Some troupes used weren’t my favorite, but that wasn’t even to significantly detract from my liking of the novel. I was left on the edge of my seat from page one. There was this mystery that Mars was trying to solve and I was right there with him, totally confused and clueless as to what could possibly happen next. I was a bit disconnected at first from the characters but the book started in the middle of the action and it took a few chapters for the story of Mars and Caroline’s lives to start to play out.
There had been a few things here and there at the beginning that I was a bit iffy on but by the middle of the book I was completely swept away. The writing was so beautiful and captivating, and the plot was too unique for me to have any idea how it would end. I binged the last hundred or so pages instead of going to sleep one night because I couldn’t put the book down (and after what I had just read, I wouldn’t have been able to sleep tbh). The nonbinary rep was amazing and wonderful to relate to.
If horror is your genre, or your interested in the synopsis, I highly recommend this.

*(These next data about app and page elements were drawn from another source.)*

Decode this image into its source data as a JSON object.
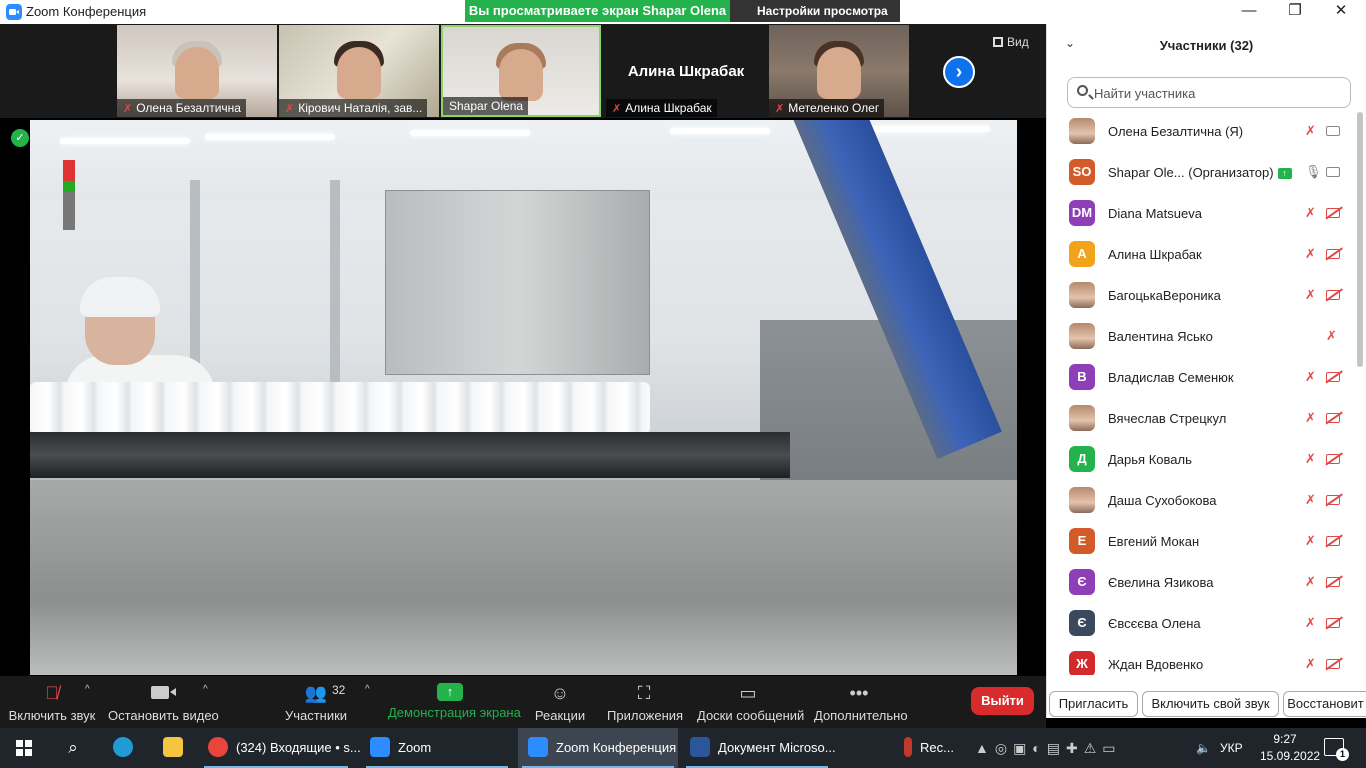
{
  "window": {
    "title": "Zoom Конференция",
    "minimize": "—",
    "restore": "❐",
    "close": "✕"
  },
  "banner": {
    "sharing_text": "Вы просматриваете экран Shapar Olena",
    "view_settings": "Настройки просмотра",
    "view_settings_caret": "⌄"
  },
  "thumbnails": [
    {
      "name": "Олена Безалтична",
      "muted": true,
      "has_video": true,
      "hair_color": "#c9c2b8"
    },
    {
      "name": "Кірович Наталія, зав...",
      "muted": true,
      "has_video": true,
      "hair_color": "#3b2a22"
    },
    {
      "name": "Shapar Olena",
      "muted": false,
      "has_video": true,
      "active": true,
      "hair_color": "#a77b5c"
    },
    {
      "name": "Алина Шкрабак",
      "muted": true,
      "has_video": false
    },
    {
      "name": "Метеленко Олег",
      "muted": true,
      "has_video": true,
      "hair_color": "#4a3325"
    }
  ],
  "strip": {
    "next_icon": "›",
    "view_label": "Вид"
  },
  "toolbar": {
    "unmute": "Включить звук",
    "stop_video": "Остановить видео",
    "participants": "Участники",
    "participants_count": "32",
    "share_screen": "Демонстрация экрана",
    "share_icon": "↑",
    "reactions": "Реакции",
    "apps": "Приложения",
    "whiteboards": "Доски сообщений",
    "more": "Дополнительно",
    "more_icon": "•••",
    "caret": "^",
    "leave": "Выйти"
  },
  "panel": {
    "title": "Участники (32)",
    "collapse_icon": "⌄",
    "search_placeholder": "Найти участника",
    "participants": [
      {
        "name": "Олена Безалтична",
        "role": "(Я)",
        "avatar_type": "photo",
        "mic": "off",
        "cam": "on"
      },
      {
        "name": "Shapar Ole...",
        "role": "(Организатор)",
        "avatar_text": "SO",
        "avatar_color": "#D35B29",
        "sharing": true,
        "mic": "on",
        "cam": "on"
      },
      {
        "name": "Diana Matsueva",
        "avatar_text": "DM",
        "avatar_color": "#8E3FB8",
        "mic": "off",
        "cam": "off"
      },
      {
        "name": "Алина Шкрабак",
        "avatar_text": "А",
        "avatar_color": "#F0A31B",
        "mic": "off",
        "cam": "off"
      },
      {
        "name": "БагоцькаВероника",
        "avatar_type": "photo",
        "mic": "off",
        "cam": "off"
      },
      {
        "name": "Валентина Ясько",
        "avatar_type": "photo",
        "mic": "off",
        "cam": "none"
      },
      {
        "name": "Владислав Семенюк",
        "avatar_text": "В",
        "avatar_color": "#8E3FB8",
        "mic": "off",
        "cam": "off"
      },
      {
        "name": "Вячеслав Стрецкул",
        "avatar_type": "photo",
        "mic": "off",
        "cam": "off"
      },
      {
        "name": "Дарья Коваль",
        "avatar_text": "Д",
        "avatar_color": "#23B24B",
        "mic": "off",
        "cam": "off"
      },
      {
        "name": "Даша Сухобокова",
        "avatar_type": "photo",
        "mic": "off",
        "cam": "off"
      },
      {
        "name": "Евгений Мокан",
        "avatar_text": "Е",
        "avatar_color": "#D35B29",
        "mic": "off",
        "cam": "off"
      },
      {
        "name": "Євелина Язикова",
        "avatar_text": "Є",
        "avatar_color": "#8E3FB8",
        "mic": "off",
        "cam": "off"
      },
      {
        "name": "Євсєєва Олена",
        "avatar_text": "Є",
        "avatar_color": "#3a4a5c",
        "mic": "off",
        "cam": "off"
      },
      {
        "name": "Ждан Вдовенко",
        "avatar_text": "Ж",
        "avatar_color": "#D32B2B",
        "mic": "off",
        "cam": "off"
      }
    ],
    "invite": "Пригласить",
    "unmute_me": "Включить свой звук",
    "restore": "Восстановит"
  },
  "taskbar": {
    "items": [
      {
        "label": "(324) Входящие • s...",
        "icon_color": "#e8453c"
      },
      {
        "label": "Zoom",
        "icon_color": "#2D8CFF"
      },
      {
        "label": "Zoom Конференция",
        "icon_color": "#2D8CFF",
        "active": true
      },
      {
        "label": "Документ Microso...",
        "icon_color": "#2B579A"
      },
      {
        "label": "Rec...",
        "icon_color": "#c0392b"
      }
    ],
    "lang": "УКР",
    "time": "9:27",
    "date": "15.09.2022",
    "notifications": "1"
  }
}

I also posted my thoughts for The Honeys on Instagram! Click on the photo to be directed there.
Ryan La Sala writes about surreal things happening to queer people.
Ryan resides in New York City, but only physically. Escapist to the core, he spends most of his time in the astral planes and only takes up corporeal form for special occasions, like brunch and to watch anime (which is banned on the astral planes).
Ryan is the author behind the riotously imaginative Reverie, and the brilliantly constructed Be Dazzled. He has been featured in Entertainment Weekly, NPR, Tor.com, and one time Shangela from RuPaul’s Drag Race called him cute. Right in the middle of the road downtown! So. Pretty big deal all around, yes?